California, Guadalupe Rock, 15 miles from San Jose—On April 20, a pleasant sunny day, about 20 members of the Stanford Alpine Club were at the practice rocks. The majority of the party was on the larger rock doing some of the easier climbs. Five were at a smaller more difficult cliff about 25 feet high and slightly overhanging. Some of the candidates for leader status were taking turns leading up the pitch which was 5th class and required several pitons in the rather rotten rock. The first person made the climb successfully. As the second man was leading it there were four persons below him, the belayer and three ‘kibitzers.’ Karl Hufbauer (20) was one of the kibitzers and as a leader was also observing the technique. Near the top of the pitch the climber had a rather large handhold crumble out and he peeled off. His first piton came out but the second held and his fall was only about 12 feet. Meanwhile a shower of rocks rained on the spectators. Hufbauer was the only one hit by a large rock and was knocked unconscious, not even feeling it hit. Apparently he regained consciousness within a minute or so but his memory retention was poor. Hobey DeStaebler, leader of the trip, arrived about 5 minutes later with a first aid kit. After testing his reactions and bandaging the wound the decision was made to walk him to the cars about ½ mile away. This course was chosen as the fastest since he was losing blood and time might be a factor. (Doctors later said the decision was probably right; it was apparently a 50-50 question). Hufbauer was taken to a hospital where emergency surgery was performed for a fractured skull. He remained in the hospital for a week. DeStaebler is to be complimented for a well executed rescue with a minimum of fuss (practice climb continued with many persons not realizing the accident had occurred) and a maximum of speed.

Source: Karl Hufbauer.

Analysis: Practice climbs are not as safe as normally assumed and precautions which are taken on longer, more difficult climbs should be adhered to. Since Hufbauer's accident he has checked with many people and nearly all of them said that their own clubs made the tacit assumption that all loose rocks on practice climbs had long since been pulled out.

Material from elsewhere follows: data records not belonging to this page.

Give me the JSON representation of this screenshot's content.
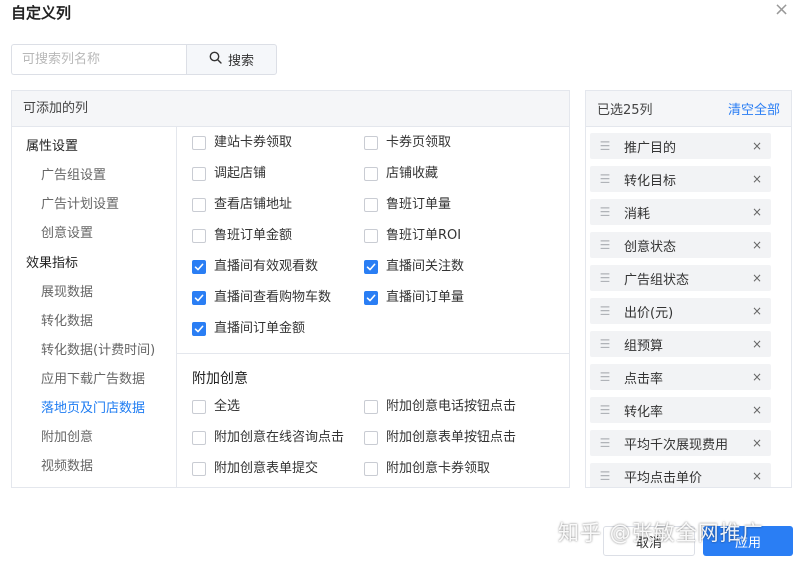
{
  "dialog": {
    "title": "自定义列",
    "close_icon": "close-icon"
  },
  "search": {
    "placeholder": "可搜索列名称",
    "value": "",
    "button_label": "搜索",
    "icon": "search-icon"
  },
  "available": {
    "header": "可添加的列",
    "categories": [
      {
        "label": "属性设置",
        "type": "group",
        "active": false
      },
      {
        "label": "广告组设置",
        "type": "sub",
        "active": false
      },
      {
        "label": "广告计划设置",
        "type": "sub",
        "active": false
      },
      {
        "label": "创意设置",
        "type": "sub",
        "active": false
      },
      {
        "label": "效果指标",
        "type": "group",
        "active": false
      },
      {
        "label": "展现数据",
        "type": "sub",
        "active": false
      },
      {
        "label": "转化数据",
        "type": "sub",
        "active": false
      },
      {
        "label": "转化数据(计费时间)",
        "type": "sub",
        "active": false
      },
      {
        "label": "应用下载广告数据",
        "type": "sub",
        "active": false
      },
      {
        "label": "落地页及门店数据",
        "type": "sub",
        "active": true
      },
      {
        "label": "附加创意",
        "type": "sub",
        "active": false
      },
      {
        "label": "视频数据",
        "type": "sub",
        "active": false
      }
    ],
    "options": [
      {
        "label": "建站卡券领取",
        "checked": false
      },
      {
        "label": "卡券页领取",
        "checked": false
      },
      {
        "label": "调起店铺",
        "checked": false
      },
      {
        "label": "店铺收藏",
        "checked": false
      },
      {
        "label": "查看店铺地址",
        "checked": false
      },
      {
        "label": "鲁班订单量",
        "checked": false
      },
      {
        "label": "鲁班订单金额",
        "checked": false
      },
      {
        "label": "鲁班订单ROI",
        "checked": false
      },
      {
        "label": "直播间有效观看数",
        "checked": true
      },
      {
        "label": "直播间关注数",
        "checked": true
      },
      {
        "label": "直播间查看购物车数",
        "checked": true
      },
      {
        "label": "直播间订单量",
        "checked": true
      },
      {
        "label": "直播间订单金额",
        "checked": true
      }
    ],
    "section2": {
      "title": "附加创意",
      "options": [
        {
          "label": "全选",
          "checked": false
        },
        {
          "label": "附加创意电话按钮点击",
          "checked": false
        },
        {
          "label": "附加创意在线咨询点击",
          "checked": false
        },
        {
          "label": "附加创意表单按钮点击",
          "checked": false
        },
        {
          "label": "附加创意表单提交",
          "checked": false
        },
        {
          "label": "附加创意卡券领取",
          "checked": false
        }
      ]
    }
  },
  "selected": {
    "count_label": "已选25列",
    "clear_label": "清空全部",
    "items": [
      {
        "label": "推广目的"
      },
      {
        "label": "转化目标"
      },
      {
        "label": "消耗"
      },
      {
        "label": "创意状态"
      },
      {
        "label": "广告组状态"
      },
      {
        "label": "出价(元)"
      },
      {
        "label": "组预算"
      },
      {
        "label": "点击率"
      },
      {
        "label": "转化率"
      },
      {
        "label": "平均千次展现费用"
      },
      {
        "label": "平均点击单价"
      }
    ],
    "remove_glyph": "×",
    "drag_glyph": "☰"
  },
  "footer": {
    "cancel_label": "取消",
    "apply_label": "应用"
  },
  "watermark": "知乎 @张敏全网推广",
  "colors": {
    "accent": "#2a7ef4",
    "active_category": "#1e7cf2"
  }
}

This assumption certainly is not warranted, as this case demonstrates.